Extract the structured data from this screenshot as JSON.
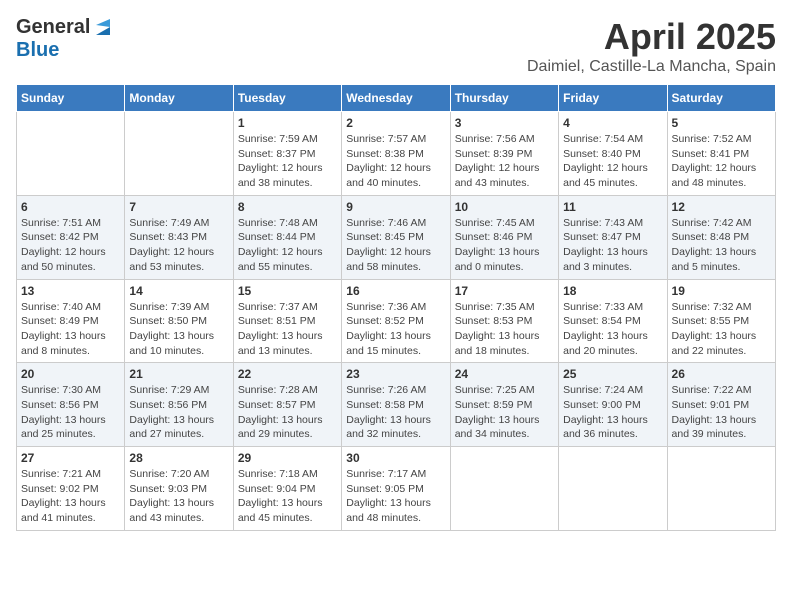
{
  "logo": {
    "general": "General",
    "blue": "Blue"
  },
  "title": "April 2025",
  "location": "Daimiel, Castille-La Mancha, Spain",
  "weekdays": [
    "Sunday",
    "Monday",
    "Tuesday",
    "Wednesday",
    "Thursday",
    "Friday",
    "Saturday"
  ],
  "weeks": [
    [
      null,
      null,
      {
        "day": 1,
        "sunrise": "7:59 AM",
        "sunset": "8:37 PM",
        "daylight": "12 hours and 38 minutes."
      },
      {
        "day": 2,
        "sunrise": "7:57 AM",
        "sunset": "8:38 PM",
        "daylight": "12 hours and 40 minutes."
      },
      {
        "day": 3,
        "sunrise": "7:56 AM",
        "sunset": "8:39 PM",
        "daylight": "12 hours and 43 minutes."
      },
      {
        "day": 4,
        "sunrise": "7:54 AM",
        "sunset": "8:40 PM",
        "daylight": "12 hours and 45 minutes."
      },
      {
        "day": 5,
        "sunrise": "7:52 AM",
        "sunset": "8:41 PM",
        "daylight": "12 hours and 48 minutes."
      }
    ],
    [
      {
        "day": 6,
        "sunrise": "7:51 AM",
        "sunset": "8:42 PM",
        "daylight": "12 hours and 50 minutes."
      },
      {
        "day": 7,
        "sunrise": "7:49 AM",
        "sunset": "8:43 PM",
        "daylight": "12 hours and 53 minutes."
      },
      {
        "day": 8,
        "sunrise": "7:48 AM",
        "sunset": "8:44 PM",
        "daylight": "12 hours and 55 minutes."
      },
      {
        "day": 9,
        "sunrise": "7:46 AM",
        "sunset": "8:45 PM",
        "daylight": "12 hours and 58 minutes."
      },
      {
        "day": 10,
        "sunrise": "7:45 AM",
        "sunset": "8:46 PM",
        "daylight": "13 hours and 0 minutes."
      },
      {
        "day": 11,
        "sunrise": "7:43 AM",
        "sunset": "8:47 PM",
        "daylight": "13 hours and 3 minutes."
      },
      {
        "day": 12,
        "sunrise": "7:42 AM",
        "sunset": "8:48 PM",
        "daylight": "13 hours and 5 minutes."
      }
    ],
    [
      {
        "day": 13,
        "sunrise": "7:40 AM",
        "sunset": "8:49 PM",
        "daylight": "13 hours and 8 minutes."
      },
      {
        "day": 14,
        "sunrise": "7:39 AM",
        "sunset": "8:50 PM",
        "daylight": "13 hours and 10 minutes."
      },
      {
        "day": 15,
        "sunrise": "7:37 AM",
        "sunset": "8:51 PM",
        "daylight": "13 hours and 13 minutes."
      },
      {
        "day": 16,
        "sunrise": "7:36 AM",
        "sunset": "8:52 PM",
        "daylight": "13 hours and 15 minutes."
      },
      {
        "day": 17,
        "sunrise": "7:35 AM",
        "sunset": "8:53 PM",
        "daylight": "13 hours and 18 minutes."
      },
      {
        "day": 18,
        "sunrise": "7:33 AM",
        "sunset": "8:54 PM",
        "daylight": "13 hours and 20 minutes."
      },
      {
        "day": 19,
        "sunrise": "7:32 AM",
        "sunset": "8:55 PM",
        "daylight": "13 hours and 22 minutes."
      }
    ],
    [
      {
        "day": 20,
        "sunrise": "7:30 AM",
        "sunset": "8:56 PM",
        "daylight": "13 hours and 25 minutes."
      },
      {
        "day": 21,
        "sunrise": "7:29 AM",
        "sunset": "8:56 PM",
        "daylight": "13 hours and 27 minutes."
      },
      {
        "day": 22,
        "sunrise": "7:28 AM",
        "sunset": "8:57 PM",
        "daylight": "13 hours and 29 minutes."
      },
      {
        "day": 23,
        "sunrise": "7:26 AM",
        "sunset": "8:58 PM",
        "daylight": "13 hours and 32 minutes."
      },
      {
        "day": 24,
        "sunrise": "7:25 AM",
        "sunset": "8:59 PM",
        "daylight": "13 hours and 34 minutes."
      },
      {
        "day": 25,
        "sunrise": "7:24 AM",
        "sunset": "9:00 PM",
        "daylight": "13 hours and 36 minutes."
      },
      {
        "day": 26,
        "sunrise": "7:22 AM",
        "sunset": "9:01 PM",
        "daylight": "13 hours and 39 minutes."
      }
    ],
    [
      {
        "day": 27,
        "sunrise": "7:21 AM",
        "sunset": "9:02 PM",
        "daylight": "13 hours and 41 minutes."
      },
      {
        "day": 28,
        "sunrise": "7:20 AM",
        "sunset": "9:03 PM",
        "daylight": "13 hours and 43 minutes."
      },
      {
        "day": 29,
        "sunrise": "7:18 AM",
        "sunset": "9:04 PM",
        "daylight": "13 hours and 45 minutes."
      },
      {
        "day": 30,
        "sunrise": "7:17 AM",
        "sunset": "9:05 PM",
        "daylight": "13 hours and 48 minutes."
      },
      null,
      null,
      null
    ]
  ]
}
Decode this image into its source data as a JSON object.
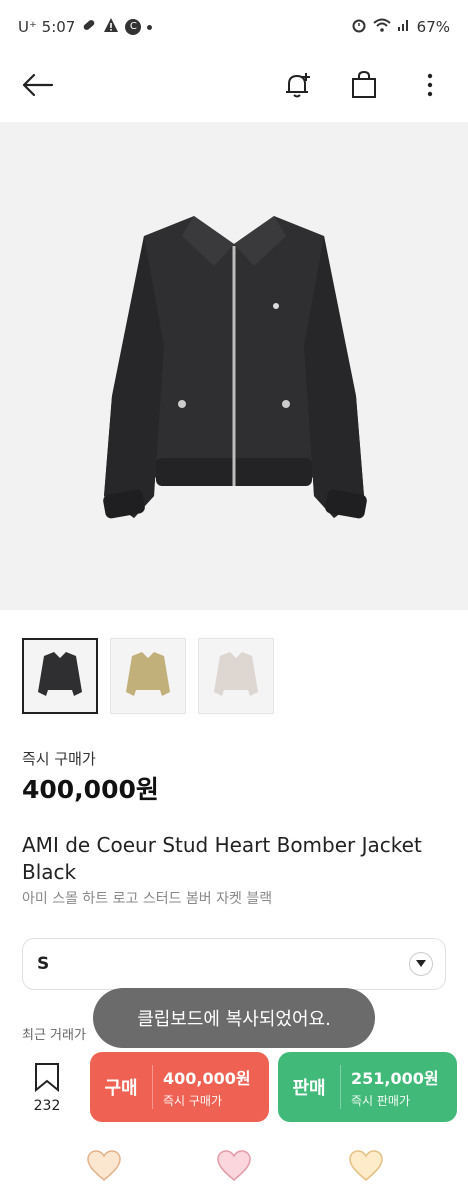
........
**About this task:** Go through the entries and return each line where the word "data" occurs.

**Problem solution:**
Extract the structured data from this screenshot as JSON.
Decode this image into its source data as a JSON object.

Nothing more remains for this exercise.